Menstrual Migraine Management: Stages and Stats

During the perimenopausal health session, Antoinette Maassen van de Brink presented on migraines in the transition period, she explained the role hormones have to play in migraine occurrence and potential treatment options in the perimenopausal phase where attacks are felt the most.

Currently migraines remain extremely difficult to define, as there is currently no known fixed biomarker, definition usually comes down to the experience of the patient. It is estimated that migraines impact 15% of the population and can be extremely disabling, with the condition ranked the 3rd most disabling in women by the World Health Organisation.  There is no single known cause of migraines, but it is suspected that 40% of cases are related to genes, it is also thought a number of attacks are related to hormones and stress is also often listed as a cause by patients (although this is not backed up by RCT data).

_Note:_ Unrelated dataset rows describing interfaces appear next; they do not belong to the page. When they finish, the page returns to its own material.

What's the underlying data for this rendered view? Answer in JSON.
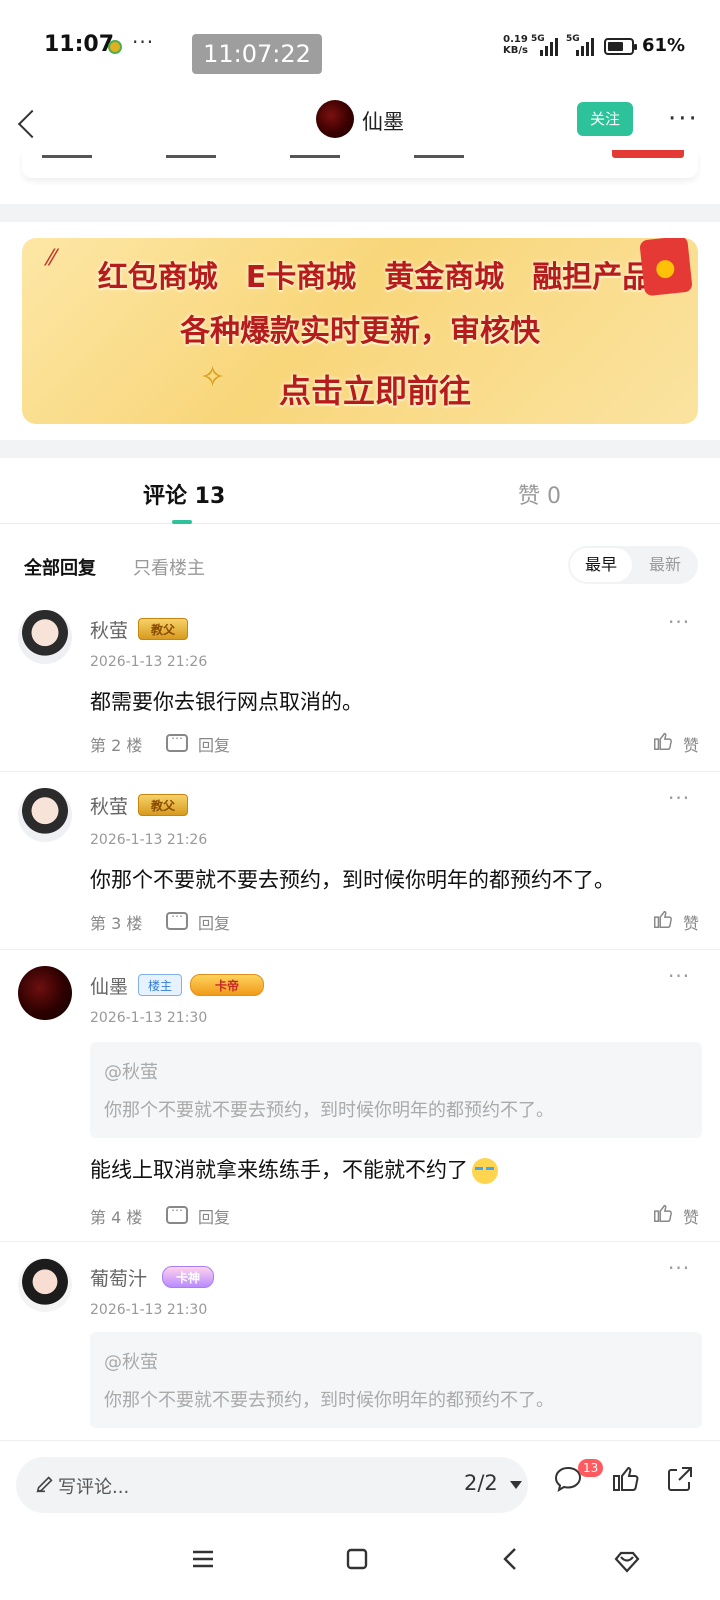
{
  "status_bar": {
    "time": "11:07",
    "more": "···",
    "overlay_time": "11:07:22",
    "net_rate_value": "0.19",
    "net_rate_unit": "KB/s",
    "sim1": "5G",
    "sim2": "5G",
    "battery_pct": "61%",
    "battery_level": 0.61
  },
  "header": {
    "author_name": "仙墨",
    "follow_label": "关注",
    "more": "···"
  },
  "banner": {
    "line1": [
      "红包商城",
      "E卡商城",
      "黄金商城",
      "融担产品"
    ],
    "line2": "各种爆款实时更新，审核快",
    "line3": "点击立即前往"
  },
  "tabs": {
    "comments_label": "评论 13",
    "likes_label": "赞 0"
  },
  "filter": {
    "all": "全部回复",
    "op_only": "只看楼主",
    "sort_early": "最早",
    "sort_new": "最新"
  },
  "comments": [
    {
      "name": "秋萤",
      "badge": "教父",
      "time": "2026-1-13 21:26",
      "text": "都需要你去银行网点取消的。",
      "floor": "第 2 楼",
      "reply": "回复",
      "like": "赞"
    },
    {
      "name": "秋萤",
      "badge": "教父",
      "time": "2026-1-13 21:26",
      "text": "你那个不要就不要去预约，到时候你明年的都预约不了。",
      "floor": "第 3 楼",
      "reply": "回复",
      "like": "赞"
    },
    {
      "name": "仙墨",
      "op_badge": "楼主",
      "badge": "卡帝",
      "time": "2026-1-13 21:30",
      "quote_at": "@秋萤",
      "quote_text": "你那个不要就不要去预约，到时候你明年的都预约不了。",
      "text": "能线上取消就拿来练练手，不能就不约了",
      "floor": "第 4 楼",
      "reply": "回复",
      "like": "赞"
    },
    {
      "name": "葡萄汁",
      "badge": "卡神",
      "time": "2026-1-13 21:30",
      "quote_at": "@秋萤",
      "quote_text": "你那个不要就不要去预约，到时候你明年的都预约不了。"
    }
  ],
  "bottom_bar": {
    "placeholder": "写评论...",
    "page_indicator": "2/2",
    "comment_count": "13"
  },
  "colors": {
    "accent": "#2dc29a",
    "badge_red": "#ff5a5f",
    "banner_text": "#b71c1c"
  },
  "icons": {
    "back": "back-arrow-icon",
    "pen": "pen-icon",
    "comment": "comment-bubble-icon",
    "like": "thumbs-up-icon",
    "share": "share-icon",
    "nav_menu": "menu-icon",
    "nav_home": "home-square-icon",
    "nav_back": "nav-back-icon",
    "nav_assist": "assistant-icon"
  }
}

Although migraines occur in both men and women, they are up to 3 times more prevalent in women.  MacGregor et al (2006) have shown that the incidence of migraines can be dependent on the menstrual cycle. Most migraines occur during the beginning of the menstrual cycles which studies suggest is a result of reduction in estradiol which can trigger a migraine attack.  Data shows that menstrual-related migraines are often migraines without aura (this means they are more severe and difficult to treat). Literature highlights that the highest migraine burden is experienced during the perimenopause phase, with women no longer suffering from migraines post-menopause in most cases. 

So how can we help patients manage migraines during this phase? Treatment options include; acutely acting antimigraine drugs, prophylactics, oral combined contraceptives, hormone replacement therapy and the use of a GnRH agonist. When choosing which option to progress with, focus should be placed on cardiovascular safety. Literature has shown that when a woman is experiencing migraines, she is at increased risk of white matter hyperintensities, stroke and cardiovascular disease. Antoinette believes that the increased risk is due to a female specific vascular dysfunction which results in ischemia ultimately leading to migraines and/or CVD.

Baring these risks in mind, work is being done to look at alternative migraine management options. Currently antibodies that can block the CGRP receptor (which will prevent binding of CGRP and induction of vasodilation) are being tested in phase III clinical trials, with the belief this mode of action may be effective at preventing migraines and hot flushes!

For now, we know that migraines are a highly disabling disease prevalent in women which results in increased risk for long term cardiovascular complications. It is thought that the prevalence and severity of migraines is closely linked to hormonal fluctuations, hence they are experienced most during perimenopause.  We are still looking to establish best practices for treatment during this phase as more data is needed but any prescription of MHT should be done cautiously with evaluation of potential cardiovascular risk in the interim.

Do you have any suggestions about the best treatment for migraines in the perimenopause phase? If so please share with us in the comment section below.